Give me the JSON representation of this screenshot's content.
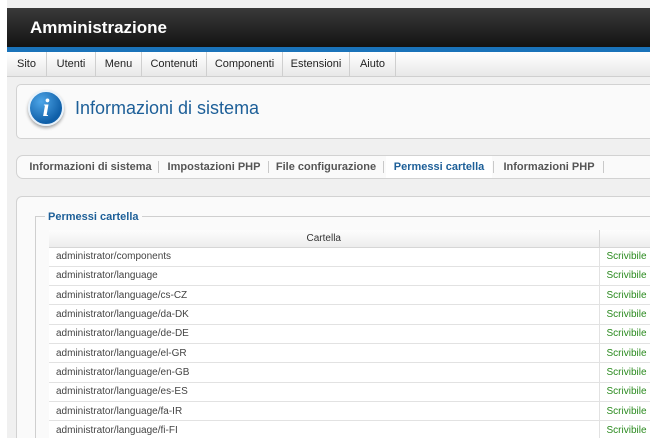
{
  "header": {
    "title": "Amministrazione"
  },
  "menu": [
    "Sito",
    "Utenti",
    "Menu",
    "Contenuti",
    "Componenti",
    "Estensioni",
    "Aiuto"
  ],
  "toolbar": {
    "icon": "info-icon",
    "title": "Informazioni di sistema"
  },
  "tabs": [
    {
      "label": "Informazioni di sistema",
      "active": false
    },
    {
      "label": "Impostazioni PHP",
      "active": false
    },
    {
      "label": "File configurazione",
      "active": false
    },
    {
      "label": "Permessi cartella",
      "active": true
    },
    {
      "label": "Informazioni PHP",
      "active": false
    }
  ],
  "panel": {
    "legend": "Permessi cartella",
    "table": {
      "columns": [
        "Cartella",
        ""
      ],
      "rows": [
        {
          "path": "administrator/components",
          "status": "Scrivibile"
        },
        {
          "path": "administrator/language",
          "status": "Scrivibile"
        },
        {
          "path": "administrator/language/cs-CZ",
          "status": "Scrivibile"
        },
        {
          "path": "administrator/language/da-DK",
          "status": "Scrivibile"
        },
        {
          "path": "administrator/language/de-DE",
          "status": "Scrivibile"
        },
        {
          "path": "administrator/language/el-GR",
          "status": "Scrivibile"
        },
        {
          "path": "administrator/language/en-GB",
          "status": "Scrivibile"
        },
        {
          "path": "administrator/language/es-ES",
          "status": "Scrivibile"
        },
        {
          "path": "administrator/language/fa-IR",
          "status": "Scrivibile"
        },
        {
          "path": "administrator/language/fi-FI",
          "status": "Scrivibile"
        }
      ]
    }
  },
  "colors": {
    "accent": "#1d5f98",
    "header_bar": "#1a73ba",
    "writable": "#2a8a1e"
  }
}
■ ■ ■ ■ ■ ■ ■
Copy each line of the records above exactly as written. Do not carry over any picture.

Give me the JSON representation of this screenshot's content.
{
  "header": {
    "title": "Amministrazione"
  },
  "menu": [
    "Sito",
    "Utenti",
    "Menu",
    "Contenuti",
    "Componenti",
    "Estensioni",
    "Aiuto"
  ],
  "toolbar": {
    "icon": "info-icon",
    "title": "Informazioni di sistema"
  },
  "tabs": [
    {
      "label": "Informazioni di sistema",
      "active": false
    },
    {
      "label": "Impostazioni PHP",
      "active": false
    },
    {
      "label": "File configurazione",
      "active": false
    },
    {
      "label": "Permessi cartella",
      "active": true
    },
    {
      "label": "Informazioni PHP",
      "active": false
    }
  ],
  "panel": {
    "legend": "Permessi cartella",
    "table": {
      "columns": [
        "Cartella",
        ""
      ],
      "rows": [
        {
          "path": "administrator/components",
          "status": "Scrivibile"
        },
        {
          "path": "administrator/language",
          "status": "Scrivibile"
        },
        {
          "path": "administrator/language/cs-CZ",
          "status": "Scrivibile"
        },
        {
          "path": "administrator/language/da-DK",
          "status": "Scrivibile"
        },
        {
          "path": "administrator/language/de-DE",
          "status": "Scrivibile"
        },
        {
          "path": "administrator/language/el-GR",
          "status": "Scrivibile"
        },
        {
          "path": "administrator/language/en-GB",
          "status": "Scrivibile"
        },
        {
          "path": "administrator/language/es-ES",
          "status": "Scrivibile"
        },
        {
          "path": "administrator/language/fa-IR",
          "status": "Scrivibile"
        },
        {
          "path": "administrator/language/fi-FI",
          "status": "Scrivibile"
        }
      ]
    }
  },
  "colors": {
    "accent": "#1d5f98",
    "header_bar": "#1a73ba",
    "writable": "#2a8a1e"
  }
}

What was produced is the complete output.